What happened

Shares of Advanced Micro Devices (AMD -0.43%) gained 16.8% in October 2021, according to data from S&P Global Market Intelligence. The semiconductor designer reported robust results near the end of the month, but that particular event didn't move share prices very far. Instead, the stock made several smaller leaps based on product launches, contract wins, and analyst reports.

So what

AMD's good times started rolling when the Radeon RX 6600 graphics card hit store shelves on Oct. 13. Reviewers hailed the card as an effective combination of robust performance and low power draws at an attractive price point, especially under the price-boosting influence of the ongoing shortage of chip manufacturing services. Of course, it isn't AMD's highest-end graphics processor, but gamers get a lot of bang for the buck here. AMD shares rose 4% on Oct. 14 due to this release.

A 2% gain followed the next day, powered by a bullish report from analyst firm Goldman Sachs. AMD kept its spot on Goldman's "conviction list" and was analyst Toshiya Hari's best idea in the semiconductor industry. Hari expected a strong earnings report with share gains in server products and an improved supply chain.

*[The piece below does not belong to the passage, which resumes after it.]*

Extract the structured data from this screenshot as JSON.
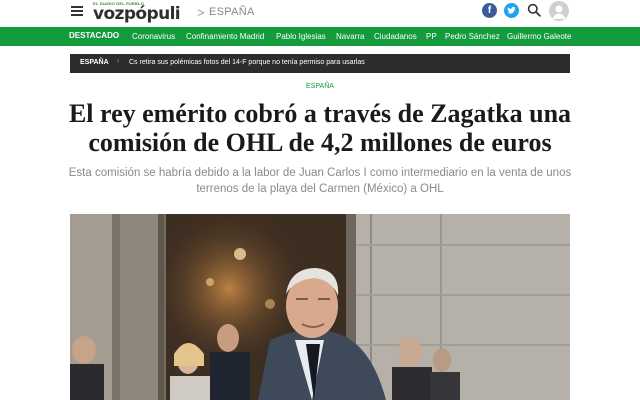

Next, AMD's Ryzen Threadripper PRO processors found their way into the server side of cloud-based gaming service GeForce NOW. The GeForce brand is the time-honored archrival of AMD's Radeon graphics, so it raised some eyebrows in the gaming community when GeForce maker Nvidia selected an AMD component. However, Nvidia doesn't make x86-compatible processors of its own, so it had to pick one of its chief rivals to play that role. Hence, AMD plays an essential part in Nvidia's gaming service ambitions. AMD shares rose 3% on this announcement.

A microchip peeks out from a pile of dollar bills in large denominations.

Image source: Getty Images.

Now what

The backdrop to this chain of modest pops was a generally rising stock chart, as investors got more comfortable with high-priced growth stocks like AMD. Ultrasafe investments were pushed back by a halt to the rising yield rates on U.S. Treasury notes. And, of course, AMD cemented its gains with a solid earnings report on Oct. 26. Earnings increased by 78% year over year, landing at $0.73 per diluted share. Revenue surged 54% higher to $4.3 billion.

The report exceeded Wall Street's expectations across the board as Goldman's projections turned out to be on target -- and AMD shares closed 0.5% lower the next day. The good news had been priced into the stock well in advance.

AMD sure is making the most of the supply shortage and other quirks of the current semiconductor market. I'm still not completely convinced that the company should be worth $181 billion on the open market, but the overheated valuation sounds less and less crazy with each analyst-stumping earnings report.